Determine the number of lines in the entries below in which the word "Rocketseat" appears, and reply with that number only.

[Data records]

BEGIN

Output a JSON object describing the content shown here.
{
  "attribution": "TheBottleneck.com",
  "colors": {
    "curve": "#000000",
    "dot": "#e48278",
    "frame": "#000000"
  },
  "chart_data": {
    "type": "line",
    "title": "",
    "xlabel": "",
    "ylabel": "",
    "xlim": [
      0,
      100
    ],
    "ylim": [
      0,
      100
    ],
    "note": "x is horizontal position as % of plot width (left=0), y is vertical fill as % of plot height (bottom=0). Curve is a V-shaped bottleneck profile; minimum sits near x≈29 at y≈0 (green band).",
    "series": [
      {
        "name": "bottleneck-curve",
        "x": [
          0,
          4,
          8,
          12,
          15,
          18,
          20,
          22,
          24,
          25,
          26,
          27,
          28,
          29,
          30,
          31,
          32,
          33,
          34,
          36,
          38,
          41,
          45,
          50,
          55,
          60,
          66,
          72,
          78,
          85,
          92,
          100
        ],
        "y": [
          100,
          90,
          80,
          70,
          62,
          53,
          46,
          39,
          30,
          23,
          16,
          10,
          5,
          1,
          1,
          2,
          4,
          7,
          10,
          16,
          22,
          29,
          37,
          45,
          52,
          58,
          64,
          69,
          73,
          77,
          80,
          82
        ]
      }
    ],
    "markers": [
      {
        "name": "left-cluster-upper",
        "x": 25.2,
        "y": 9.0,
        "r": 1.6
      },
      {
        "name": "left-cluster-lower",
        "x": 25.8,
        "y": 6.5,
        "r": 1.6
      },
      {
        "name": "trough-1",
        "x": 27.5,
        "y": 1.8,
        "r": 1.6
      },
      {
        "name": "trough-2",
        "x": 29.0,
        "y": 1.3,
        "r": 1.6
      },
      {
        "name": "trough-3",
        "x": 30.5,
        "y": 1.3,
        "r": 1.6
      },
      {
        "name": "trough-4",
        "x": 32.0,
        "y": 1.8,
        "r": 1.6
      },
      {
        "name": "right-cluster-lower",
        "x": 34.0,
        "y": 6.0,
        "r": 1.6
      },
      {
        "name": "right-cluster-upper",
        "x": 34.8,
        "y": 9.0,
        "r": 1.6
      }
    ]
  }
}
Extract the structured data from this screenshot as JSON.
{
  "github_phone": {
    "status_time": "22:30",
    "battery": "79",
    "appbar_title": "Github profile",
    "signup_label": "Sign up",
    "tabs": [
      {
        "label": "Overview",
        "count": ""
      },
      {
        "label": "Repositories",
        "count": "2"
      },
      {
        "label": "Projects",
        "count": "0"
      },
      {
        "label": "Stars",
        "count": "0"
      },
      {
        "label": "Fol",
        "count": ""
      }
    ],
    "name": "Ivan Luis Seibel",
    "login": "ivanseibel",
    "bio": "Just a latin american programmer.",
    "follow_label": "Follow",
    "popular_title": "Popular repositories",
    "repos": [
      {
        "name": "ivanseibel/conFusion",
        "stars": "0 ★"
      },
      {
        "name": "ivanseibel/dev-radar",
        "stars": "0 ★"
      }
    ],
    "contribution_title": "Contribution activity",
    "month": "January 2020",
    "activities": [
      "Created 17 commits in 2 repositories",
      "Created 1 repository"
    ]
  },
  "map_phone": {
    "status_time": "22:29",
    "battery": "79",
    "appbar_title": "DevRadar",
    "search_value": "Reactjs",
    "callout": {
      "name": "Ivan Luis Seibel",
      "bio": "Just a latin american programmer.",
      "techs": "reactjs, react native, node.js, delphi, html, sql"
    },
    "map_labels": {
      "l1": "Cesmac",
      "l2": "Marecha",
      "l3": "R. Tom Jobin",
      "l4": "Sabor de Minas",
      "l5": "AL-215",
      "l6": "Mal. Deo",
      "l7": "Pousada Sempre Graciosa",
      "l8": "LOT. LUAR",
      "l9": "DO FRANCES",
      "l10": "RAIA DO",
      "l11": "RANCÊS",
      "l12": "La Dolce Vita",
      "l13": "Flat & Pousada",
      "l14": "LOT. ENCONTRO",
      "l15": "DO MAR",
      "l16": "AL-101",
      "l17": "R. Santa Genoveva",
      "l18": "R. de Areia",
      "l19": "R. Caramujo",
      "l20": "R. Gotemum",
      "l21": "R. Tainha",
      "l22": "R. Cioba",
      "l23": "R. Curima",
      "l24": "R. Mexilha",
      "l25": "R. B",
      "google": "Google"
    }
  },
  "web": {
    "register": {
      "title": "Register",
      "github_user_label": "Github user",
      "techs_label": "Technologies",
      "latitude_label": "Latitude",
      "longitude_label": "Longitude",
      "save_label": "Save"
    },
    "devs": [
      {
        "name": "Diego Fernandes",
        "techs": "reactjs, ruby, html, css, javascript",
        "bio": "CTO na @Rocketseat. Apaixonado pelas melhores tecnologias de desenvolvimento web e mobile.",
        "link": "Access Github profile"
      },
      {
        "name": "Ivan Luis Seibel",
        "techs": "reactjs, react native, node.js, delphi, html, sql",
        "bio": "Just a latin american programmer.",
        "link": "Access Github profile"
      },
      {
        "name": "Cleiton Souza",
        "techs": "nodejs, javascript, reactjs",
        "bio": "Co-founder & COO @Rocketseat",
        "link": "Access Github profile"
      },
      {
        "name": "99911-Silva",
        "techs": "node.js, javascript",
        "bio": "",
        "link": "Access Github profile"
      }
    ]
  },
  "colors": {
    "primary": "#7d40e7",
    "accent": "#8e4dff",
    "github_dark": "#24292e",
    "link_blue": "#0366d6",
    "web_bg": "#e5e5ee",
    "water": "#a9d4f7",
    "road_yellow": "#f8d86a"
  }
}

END

Result of this exercise
2